American city might sell its historic landmarks

According to a recent release from CBS Baltimore, Maryland’s largest city may soon be looking to offload some of its historic landmarks to private owners or foundations.

In a new plan by city officials to bolster the cash-strapped community, 15 historic landmarks across the city — 12 of which are protected by historic landmark designation — may soon be up for grabs, and the decision is causing a ruckus in the Baltimore political and historical community.

So why the hesitancy on the decision?

Before making the announcement final, city officials want to determine how much they could actually pocket for sites such as Shot Tower, a landmark, which was once the tallest building in the nation back in 1828.

Involving more than just potential revenue, however, the city argues that many of the sites lack adequate funding and they have fallen into disrepair. In addition to providing revenue for the city, proponents of the plan argue that this move would ultimately be in the best interest of the historical sites due to the greater likelihood of a private owner being able to offer proper maintenance and care.As can be expected, not all Baltimore citizens are on board with the plan. In statements made by local citizens interviewed on the matter, many feel that these are landmarks, which belong to the city of Baltimore and are part of the city’s lengthy history.

Of course, while the sale of American landmarks is a sad state of affairs, there is an ironic political wrinkle to the tale which is the root of much of the ire:

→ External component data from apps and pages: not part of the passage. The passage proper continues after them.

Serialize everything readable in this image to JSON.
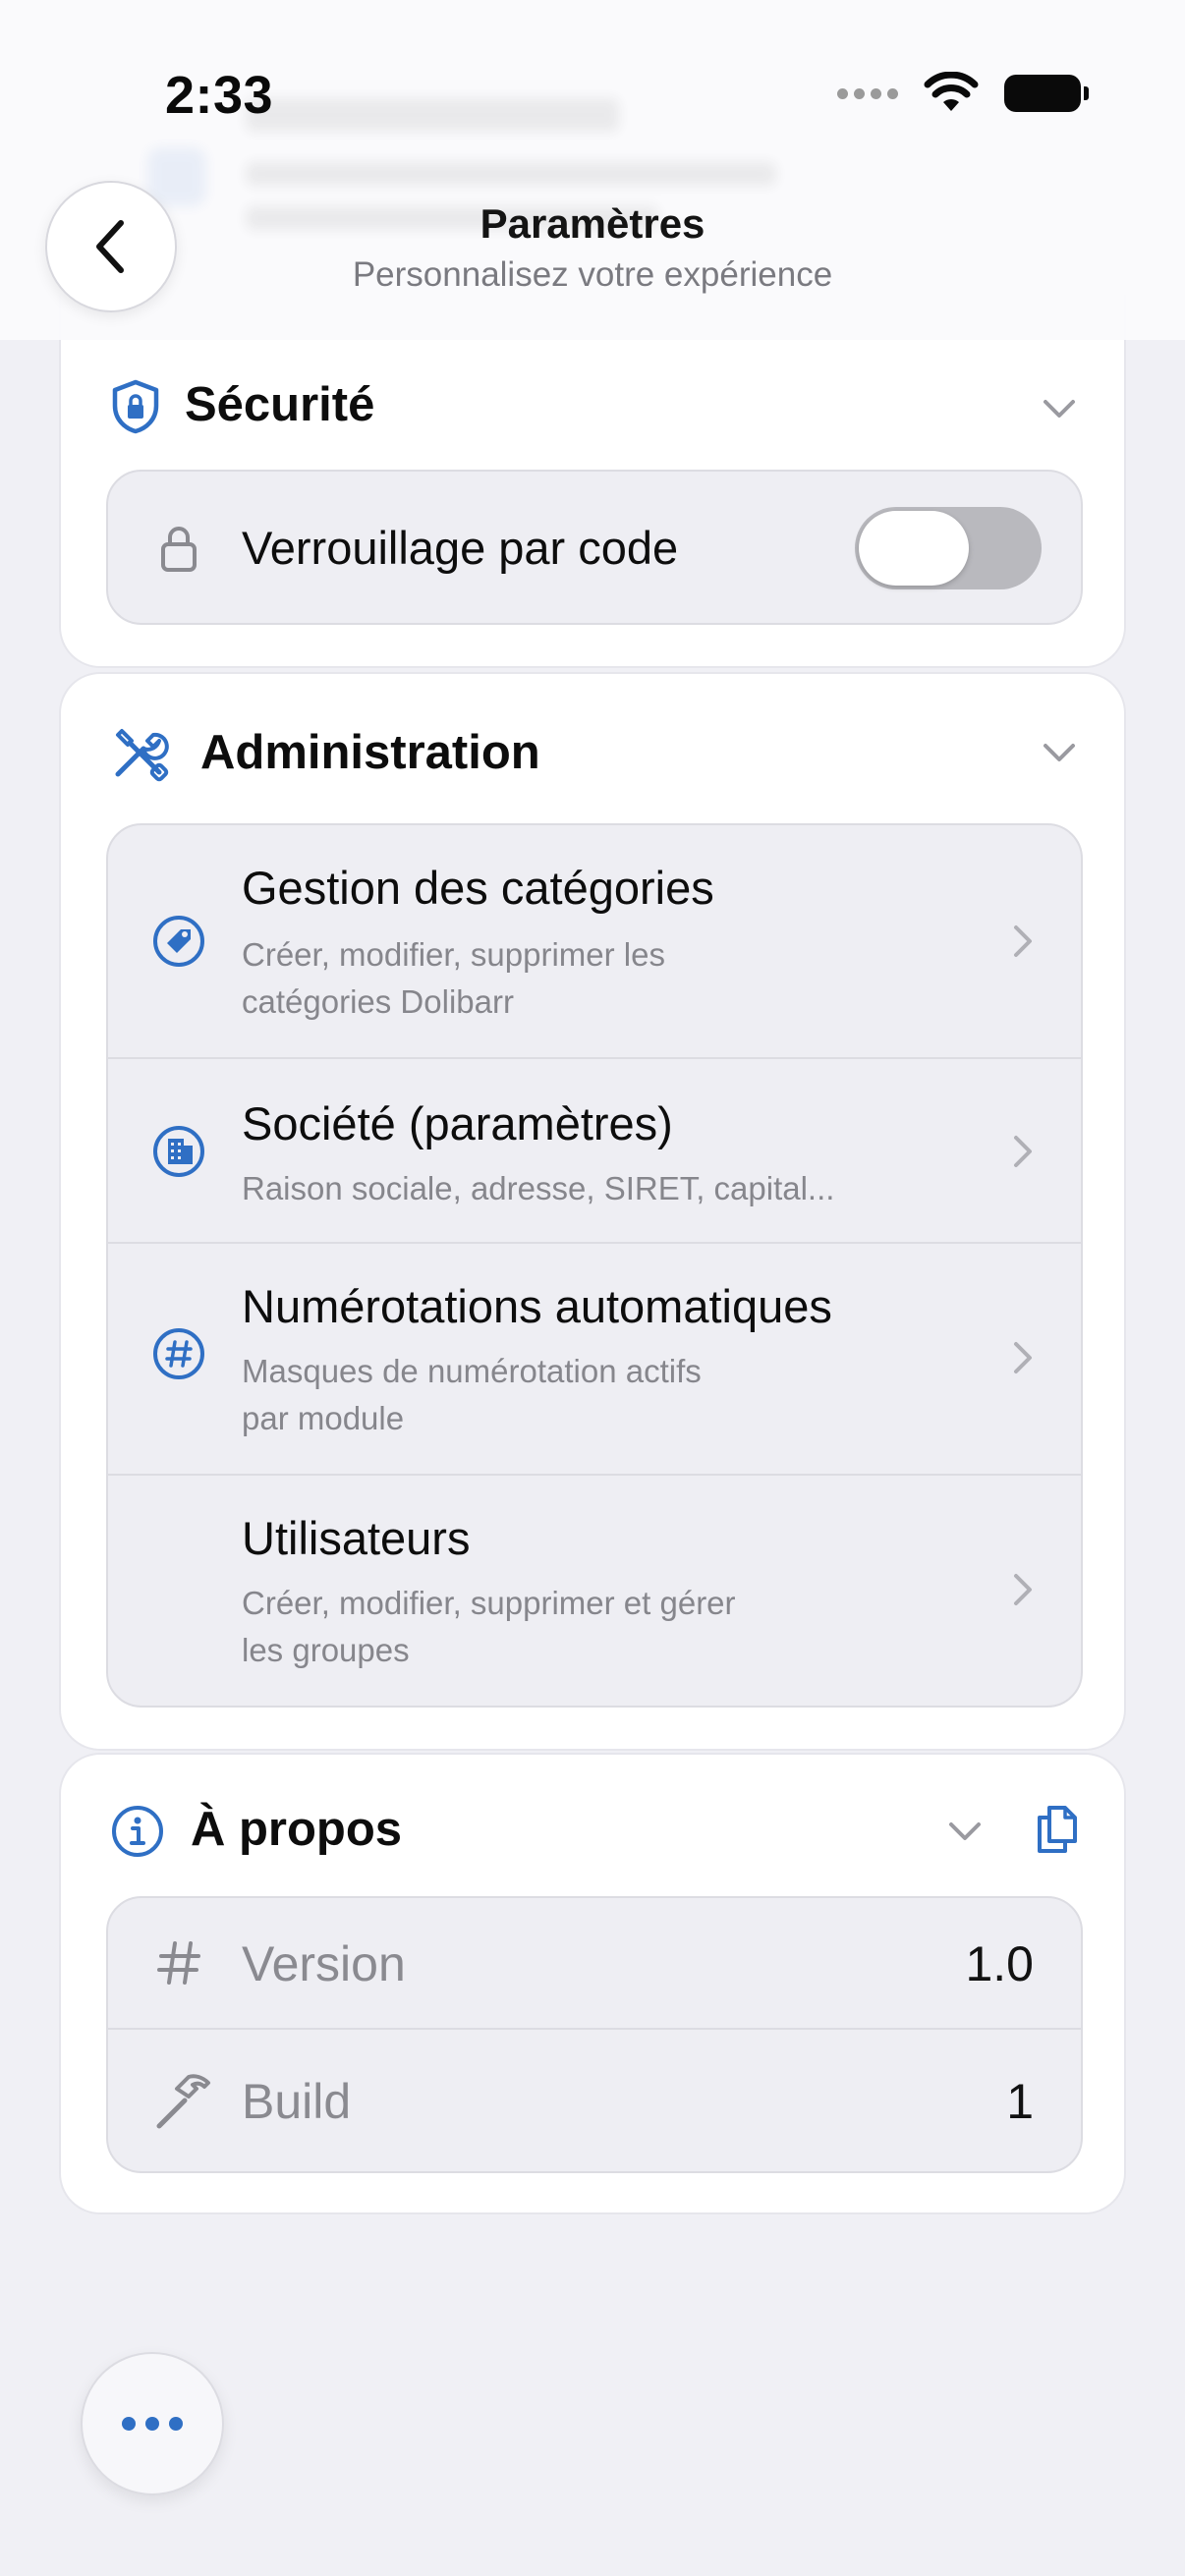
{
  "status_bar": {
    "time": "2:33"
  },
  "header": {
    "title": "Paramètres",
    "subtitle": "Personnalisez votre expérience"
  },
  "security": {
    "title": "Sécurité",
    "items": [
      {
        "label": "Verrouillage par code",
        "toggle_on": false
      }
    ]
  },
  "administration": {
    "title": "Administration",
    "items": [
      {
        "title": "Gestion des catégories",
        "subtitle_line1": "Créer, modifier, supprimer les",
        "subtitle_line2": "catégories Dolibarr",
        "icon": "tag-icon"
      },
      {
        "title": "Société (paramètres)",
        "subtitle_line1": "Raison sociale, adresse, SIRET, capital...",
        "icon": "building-icon"
      },
      {
        "title": "Numérotations automatiques",
        "subtitle_line1": "Masques de numérotation actifs",
        "subtitle_line2": "par module",
        "icon": "hash-icon"
      },
      {
        "title": "Utilisateurs",
        "subtitle_line1": "Créer, modifier, supprimer et gérer",
        "subtitle_line2": "les groupes",
        "icon": "users-icon"
      }
    ]
  },
  "about": {
    "title": "À propos",
    "rows": [
      {
        "label": "Version",
        "value": "1.0"
      },
      {
        "label": "Build",
        "value": "1"
      }
    ]
  },
  "colors": {
    "accent": "#2f6fc4",
    "background": "#f0f0f5",
    "card": "#ffffff"
  }
}
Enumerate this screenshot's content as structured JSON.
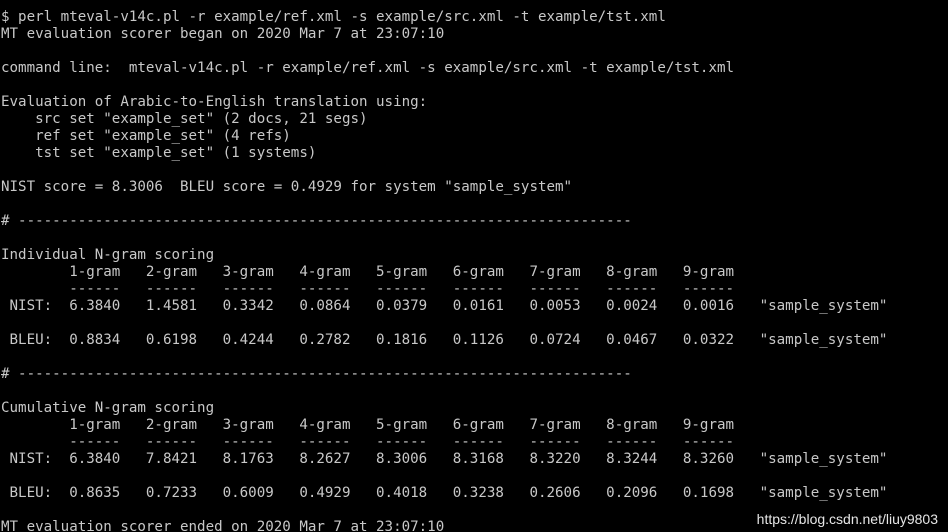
{
  "terminal": {
    "lines": [
      "",
      "$ perl mteval-v14c.pl -r example/ref.xml -s example/src.xml -t example/tst.xml",
      "MT evaluation scorer began on 2020 Mar 7 at 23:07:10",
      "",
      "command line:  mteval-v14c.pl -r example/ref.xml -s example/src.xml -t example/tst.xml",
      "",
      "Evaluation of Arabic-to-English translation using:",
      "    src set \"example_set\" (2 docs, 21 segs)",
      "    ref set \"example_set\" (4 refs)",
      "    tst set \"example_set\" (1 systems)",
      "",
      "NIST score = 8.3006  BLEU score = 0.4929 for system \"sample_system\"",
      "",
      "# ------------------------------------------------------------------------",
      "",
      "Individual N-gram scoring",
      "        1-gram   2-gram   3-gram   4-gram   5-gram   6-gram   7-gram   8-gram   9-gram",
      "        ------   ------   ------   ------   ------   ------   ------   ------   ------",
      " NIST:  6.3840   1.4581   0.3342   0.0864   0.0379   0.0161   0.0053   0.0024   0.0016   \"sample_system\"",
      "",
      " BLEU:  0.8834   0.6198   0.4244   0.2782   0.1816   0.1126   0.0724   0.0467   0.0322   \"sample_system\"",
      "",
      "# ------------------------------------------------------------------------",
      "",
      "Cumulative N-gram scoring",
      "        1-gram   2-gram   3-gram   4-gram   5-gram   6-gram   7-gram   8-gram   9-gram",
      "        ------   ------   ------   ------   ------   ------   ------   ------   ------",
      " NIST:  6.3840   7.8421   8.1763   8.2627   8.3006   8.3168   8.3220   8.3244   8.3260   \"sample_system\"",
      "",
      " BLEU:  0.8635   0.7233   0.6009   0.4929   0.4018   0.3238   0.2606   0.2096   0.1698   \"sample_system\"",
      "",
      "MT evaluation scorer ended on 2020 Mar 7 at 23:07:10"
    ],
    "watermark": "https://blog.csdn.net/liuy9803",
    "colors": {
      "background": "#000000",
      "text": "#c8c8c8"
    }
  }
}
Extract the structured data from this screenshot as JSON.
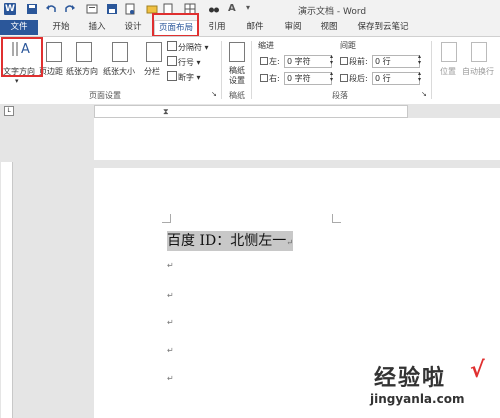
{
  "window": {
    "title": "演示文档 - Word"
  },
  "tabs": {
    "file": "文件",
    "home": "开始",
    "insert": "插入",
    "design": "设计",
    "layout": "页面布局",
    "references": "引用",
    "mailings": "邮件",
    "review": "审阅",
    "view": "视图",
    "save_cloud": "保存到云笔记"
  },
  "ribbon": {
    "text_direction": "文字方向",
    "margins": "页边距",
    "orientation": "纸张方向",
    "size": "纸张大小",
    "columns": "分栏",
    "breaks": "分隔符",
    "line_numbers": "行号",
    "hyphenation": "断字",
    "group_page_setup": "页面设置",
    "draft_paper": "稿纸设置",
    "group_draft": "稿纸",
    "indent_label": "缩进",
    "spacing_label": "间距",
    "indent_left_label": "左:",
    "indent_right_label": "右:",
    "indent_left_value": "0 字符",
    "indent_right_value": "0 字符",
    "before_label": "段前:",
    "after_label": "段后:",
    "before_value": "0 行",
    "after_value": "0 行",
    "group_paragraph": "段落",
    "position": "位置",
    "wrap_text": "自动换行"
  },
  "document": {
    "line1": "百度 ID：北恻左一",
    "paragraph_mark": "↵"
  },
  "watermark": {
    "text": "经验啦",
    "check": "√",
    "url": "jingyanla.com"
  },
  "colors": {
    "accent": "#2b579a",
    "highlight_box": "#e03030",
    "selection": "#c8c8c8"
  }
}
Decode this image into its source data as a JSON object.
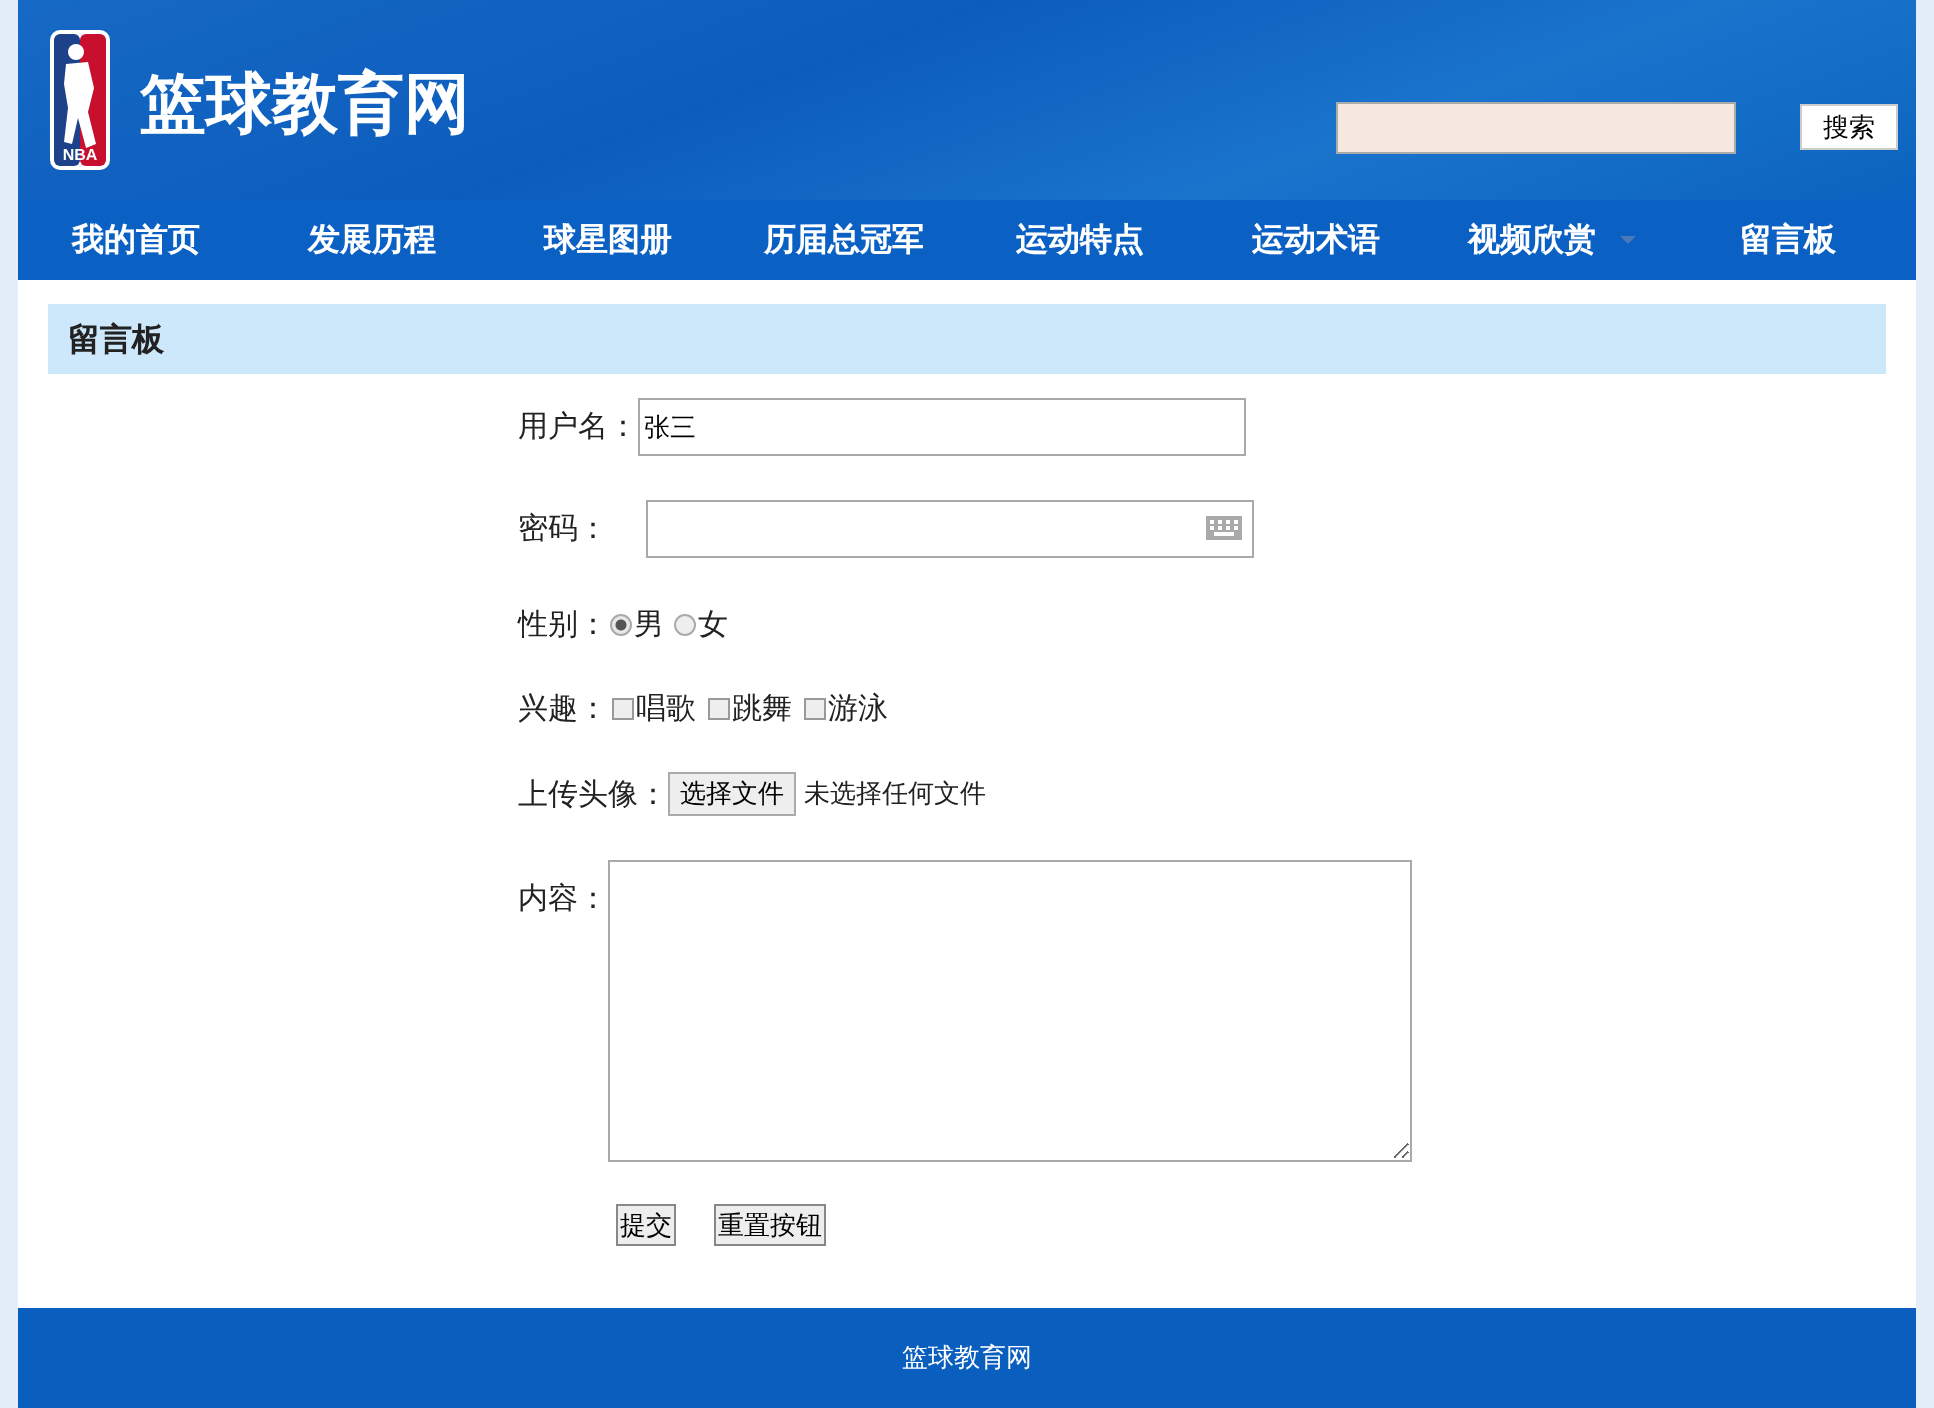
{
  "header": {
    "logo_text": "NBA",
    "site_title": "篮球教育网",
    "search_button": "搜索"
  },
  "nav": [
    {
      "label": "我的首页",
      "has_dropdown": false
    },
    {
      "label": "发展历程",
      "has_dropdown": false
    },
    {
      "label": "球星图册",
      "has_dropdown": false
    },
    {
      "label": "历届总冠军",
      "has_dropdown": false
    },
    {
      "label": "运动特点",
      "has_dropdown": false
    },
    {
      "label": "运动术语",
      "has_dropdown": false
    },
    {
      "label": "视频欣赏",
      "has_dropdown": true
    },
    {
      "label": "留言板",
      "has_dropdown": false
    }
  ],
  "section_title": "留言板",
  "form": {
    "username": {
      "label": "用户名：",
      "value": "张三"
    },
    "password": {
      "label": "密码："
    },
    "gender": {
      "label": "性别：",
      "options": [
        {
          "label": "男",
          "selected": true
        },
        {
          "label": "女",
          "selected": false
        }
      ]
    },
    "hobbies": {
      "label": "兴趣：",
      "options": [
        {
          "label": "唱歌",
          "checked": false
        },
        {
          "label": "跳舞",
          "checked": false
        },
        {
          "label": "游泳",
          "checked": false
        }
      ]
    },
    "avatar": {
      "label": "上传头像：",
      "button": "选择文件",
      "status": "未选择任何文件"
    },
    "content": {
      "label": "内容："
    },
    "buttons": [
      "提交",
      "重置按钮"
    ]
  },
  "footer": "篮球教育网"
}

In preparation of the plan, Baltimore city mayor Stephanie Rawlings-Blake has approached the city spending council asking for $46,000 in public funds towards consulting fees for appraisal of the historic sites.

As a student of American history and a champion of fiscal responsibility, I’ll be blunt and admit that this saddens me.

What do you think? Is this a creative form of raising revenue meant to spruce up the community, or a disappointing reality which addresses a deeper problem?

Regardless of personal opinion, it’s not a concept that is unheard of. The greatest cultural treasure and historic landmark in all of Cambodia, for example, is privately owned by a company based in Vietnam, the same country which militarily invaded and occupied Cambodia for nearly a decade.


{Image via Flickr user James Cridland}